:: Task to complete ::
Pick out all lines in the listing holding the string "with" and copy them.
****************************************
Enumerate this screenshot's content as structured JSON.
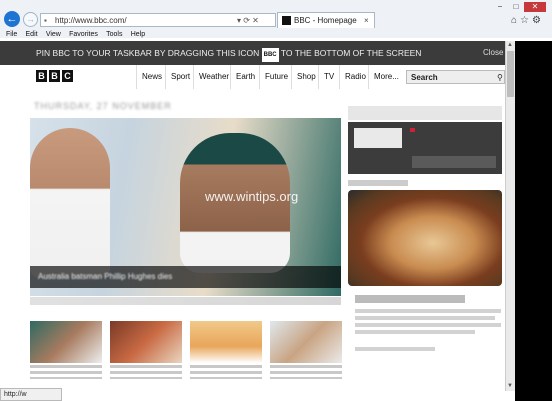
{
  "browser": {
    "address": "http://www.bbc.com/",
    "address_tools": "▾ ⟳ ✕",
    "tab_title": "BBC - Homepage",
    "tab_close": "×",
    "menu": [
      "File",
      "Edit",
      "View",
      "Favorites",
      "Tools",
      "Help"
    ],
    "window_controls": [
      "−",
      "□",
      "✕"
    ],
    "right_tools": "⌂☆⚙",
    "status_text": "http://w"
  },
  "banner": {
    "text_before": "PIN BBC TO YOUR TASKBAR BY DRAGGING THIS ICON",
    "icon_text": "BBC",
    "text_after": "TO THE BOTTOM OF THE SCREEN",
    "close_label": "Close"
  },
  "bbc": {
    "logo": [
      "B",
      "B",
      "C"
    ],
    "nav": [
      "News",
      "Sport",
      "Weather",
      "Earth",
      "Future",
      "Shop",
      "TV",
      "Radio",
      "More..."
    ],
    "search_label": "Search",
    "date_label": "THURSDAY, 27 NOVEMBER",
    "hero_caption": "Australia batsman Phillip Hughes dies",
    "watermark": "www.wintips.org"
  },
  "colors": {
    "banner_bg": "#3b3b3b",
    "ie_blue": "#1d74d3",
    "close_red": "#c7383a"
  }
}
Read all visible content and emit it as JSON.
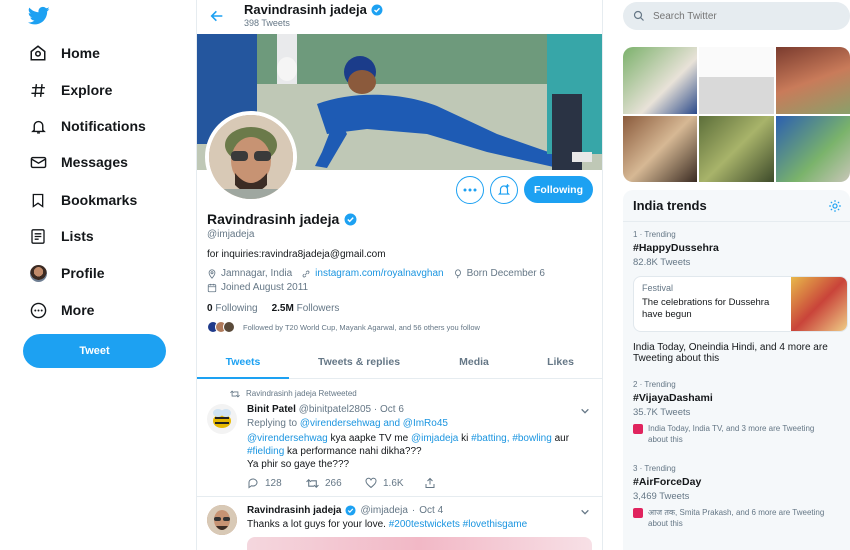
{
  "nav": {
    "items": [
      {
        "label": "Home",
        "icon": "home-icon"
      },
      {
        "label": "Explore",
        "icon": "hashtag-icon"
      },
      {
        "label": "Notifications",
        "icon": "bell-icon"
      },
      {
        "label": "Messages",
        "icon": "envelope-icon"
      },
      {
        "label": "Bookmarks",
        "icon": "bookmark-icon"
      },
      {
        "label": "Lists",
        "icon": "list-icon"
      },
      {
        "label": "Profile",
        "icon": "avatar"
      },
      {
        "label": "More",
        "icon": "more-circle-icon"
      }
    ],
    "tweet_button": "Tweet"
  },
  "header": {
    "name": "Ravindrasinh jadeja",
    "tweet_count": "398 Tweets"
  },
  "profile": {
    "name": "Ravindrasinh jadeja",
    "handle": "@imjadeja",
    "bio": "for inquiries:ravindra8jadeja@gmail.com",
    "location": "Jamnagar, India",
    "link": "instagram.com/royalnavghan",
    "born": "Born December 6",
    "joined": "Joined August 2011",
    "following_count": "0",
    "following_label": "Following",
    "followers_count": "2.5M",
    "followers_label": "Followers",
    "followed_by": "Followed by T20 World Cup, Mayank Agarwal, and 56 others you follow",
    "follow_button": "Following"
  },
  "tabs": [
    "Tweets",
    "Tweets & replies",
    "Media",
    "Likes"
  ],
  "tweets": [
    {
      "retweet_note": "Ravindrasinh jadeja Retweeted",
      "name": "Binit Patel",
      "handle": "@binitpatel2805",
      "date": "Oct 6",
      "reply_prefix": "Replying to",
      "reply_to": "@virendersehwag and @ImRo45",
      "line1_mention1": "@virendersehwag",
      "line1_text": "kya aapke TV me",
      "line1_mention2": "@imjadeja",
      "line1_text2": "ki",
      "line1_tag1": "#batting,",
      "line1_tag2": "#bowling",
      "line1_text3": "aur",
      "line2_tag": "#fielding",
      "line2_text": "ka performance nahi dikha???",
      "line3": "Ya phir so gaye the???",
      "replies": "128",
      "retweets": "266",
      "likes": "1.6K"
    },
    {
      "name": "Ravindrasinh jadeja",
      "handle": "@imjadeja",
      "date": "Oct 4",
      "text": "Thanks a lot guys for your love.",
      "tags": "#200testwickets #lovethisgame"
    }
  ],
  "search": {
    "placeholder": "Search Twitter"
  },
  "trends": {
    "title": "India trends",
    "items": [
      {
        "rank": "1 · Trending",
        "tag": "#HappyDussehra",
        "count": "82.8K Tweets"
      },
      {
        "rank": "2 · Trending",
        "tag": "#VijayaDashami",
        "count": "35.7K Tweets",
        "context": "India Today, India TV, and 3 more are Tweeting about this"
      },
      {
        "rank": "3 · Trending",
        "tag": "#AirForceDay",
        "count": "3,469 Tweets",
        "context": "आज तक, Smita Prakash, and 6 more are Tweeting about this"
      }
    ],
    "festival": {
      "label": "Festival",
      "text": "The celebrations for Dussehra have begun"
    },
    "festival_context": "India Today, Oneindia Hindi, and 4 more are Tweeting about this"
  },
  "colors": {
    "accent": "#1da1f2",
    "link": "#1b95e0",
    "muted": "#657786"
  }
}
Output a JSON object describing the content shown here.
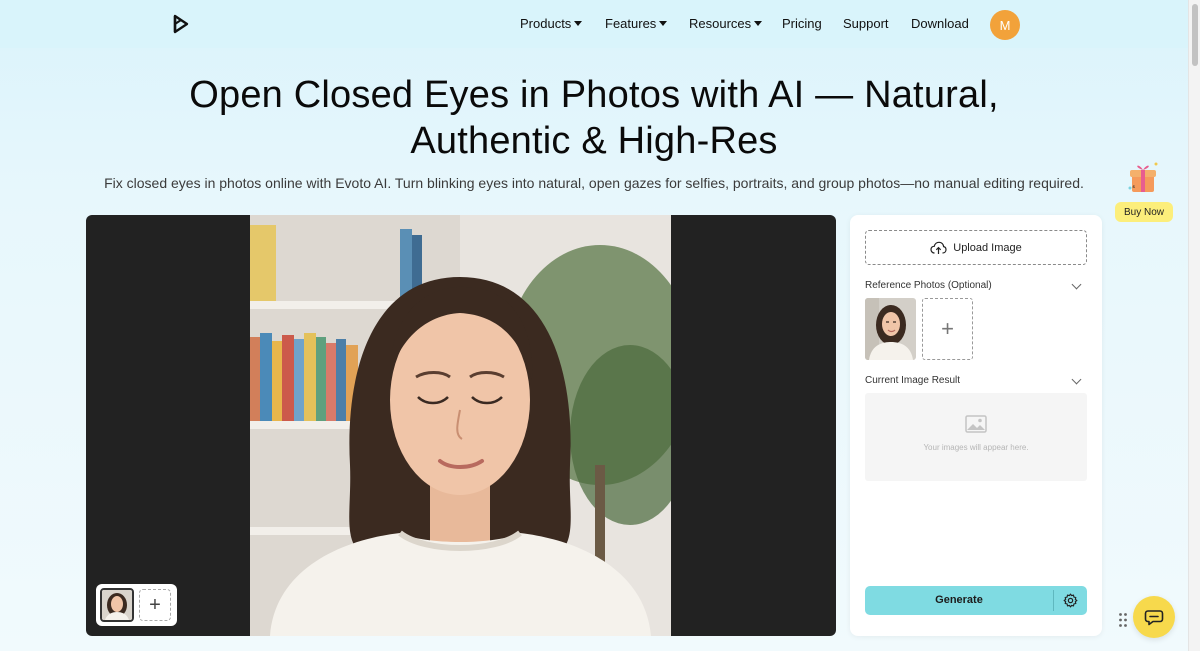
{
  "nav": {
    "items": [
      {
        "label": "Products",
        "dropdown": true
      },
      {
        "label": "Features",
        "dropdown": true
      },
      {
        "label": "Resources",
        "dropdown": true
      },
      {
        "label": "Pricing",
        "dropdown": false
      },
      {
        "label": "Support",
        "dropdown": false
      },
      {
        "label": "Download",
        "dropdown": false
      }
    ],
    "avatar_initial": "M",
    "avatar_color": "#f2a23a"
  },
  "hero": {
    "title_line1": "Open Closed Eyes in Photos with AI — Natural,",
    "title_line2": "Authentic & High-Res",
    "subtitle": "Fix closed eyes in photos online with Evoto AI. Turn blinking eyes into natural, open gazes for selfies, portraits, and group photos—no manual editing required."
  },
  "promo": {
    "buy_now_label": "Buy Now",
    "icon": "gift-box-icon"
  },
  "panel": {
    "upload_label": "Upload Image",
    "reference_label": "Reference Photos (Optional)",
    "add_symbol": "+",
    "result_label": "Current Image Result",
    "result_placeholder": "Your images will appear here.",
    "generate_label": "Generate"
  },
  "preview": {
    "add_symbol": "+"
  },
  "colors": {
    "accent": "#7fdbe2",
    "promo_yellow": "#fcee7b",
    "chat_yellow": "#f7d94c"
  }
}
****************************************
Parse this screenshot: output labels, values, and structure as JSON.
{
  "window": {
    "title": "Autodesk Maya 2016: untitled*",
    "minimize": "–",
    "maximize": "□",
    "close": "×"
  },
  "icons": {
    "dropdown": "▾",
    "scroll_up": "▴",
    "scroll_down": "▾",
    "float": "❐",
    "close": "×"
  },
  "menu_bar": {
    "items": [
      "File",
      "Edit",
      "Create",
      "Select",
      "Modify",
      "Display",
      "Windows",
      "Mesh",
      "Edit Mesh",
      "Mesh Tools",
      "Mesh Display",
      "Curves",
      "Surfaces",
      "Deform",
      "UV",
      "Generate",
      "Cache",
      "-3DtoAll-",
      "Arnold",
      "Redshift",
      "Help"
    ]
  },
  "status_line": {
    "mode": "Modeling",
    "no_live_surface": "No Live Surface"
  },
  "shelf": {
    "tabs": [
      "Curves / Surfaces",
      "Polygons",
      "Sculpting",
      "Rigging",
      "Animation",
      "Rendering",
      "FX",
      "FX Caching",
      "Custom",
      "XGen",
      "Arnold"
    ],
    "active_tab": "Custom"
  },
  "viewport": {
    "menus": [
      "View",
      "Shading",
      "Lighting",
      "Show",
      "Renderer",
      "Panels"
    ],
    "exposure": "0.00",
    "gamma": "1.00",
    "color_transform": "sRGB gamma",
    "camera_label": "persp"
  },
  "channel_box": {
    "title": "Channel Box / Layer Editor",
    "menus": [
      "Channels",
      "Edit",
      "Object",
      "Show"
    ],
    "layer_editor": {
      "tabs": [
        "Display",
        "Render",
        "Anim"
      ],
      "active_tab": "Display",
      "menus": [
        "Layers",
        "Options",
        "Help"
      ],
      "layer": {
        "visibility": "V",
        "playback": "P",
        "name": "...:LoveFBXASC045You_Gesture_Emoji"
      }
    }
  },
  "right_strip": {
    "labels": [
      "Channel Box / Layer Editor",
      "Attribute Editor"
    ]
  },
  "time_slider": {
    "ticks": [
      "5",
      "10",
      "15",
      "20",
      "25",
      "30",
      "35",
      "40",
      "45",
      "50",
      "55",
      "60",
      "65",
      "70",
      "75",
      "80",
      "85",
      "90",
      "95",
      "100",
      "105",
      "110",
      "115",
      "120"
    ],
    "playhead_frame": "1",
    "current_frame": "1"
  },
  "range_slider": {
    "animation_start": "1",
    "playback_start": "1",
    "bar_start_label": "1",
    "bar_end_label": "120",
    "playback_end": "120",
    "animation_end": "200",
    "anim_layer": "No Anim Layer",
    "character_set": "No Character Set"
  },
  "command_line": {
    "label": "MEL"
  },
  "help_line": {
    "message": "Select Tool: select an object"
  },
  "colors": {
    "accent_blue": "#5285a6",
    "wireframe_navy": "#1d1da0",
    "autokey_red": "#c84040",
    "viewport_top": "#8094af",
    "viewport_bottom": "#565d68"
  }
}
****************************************
:: Your response ::
    "title_line1": "Open Closed Eyes in Photos with AI — Natural,",
    "subtitle": "Fix closed eyes in photos online with Evoto AI. Turn blinking eyes into natural, open gazes for selfies, portraits, and group photos—no manual editing required."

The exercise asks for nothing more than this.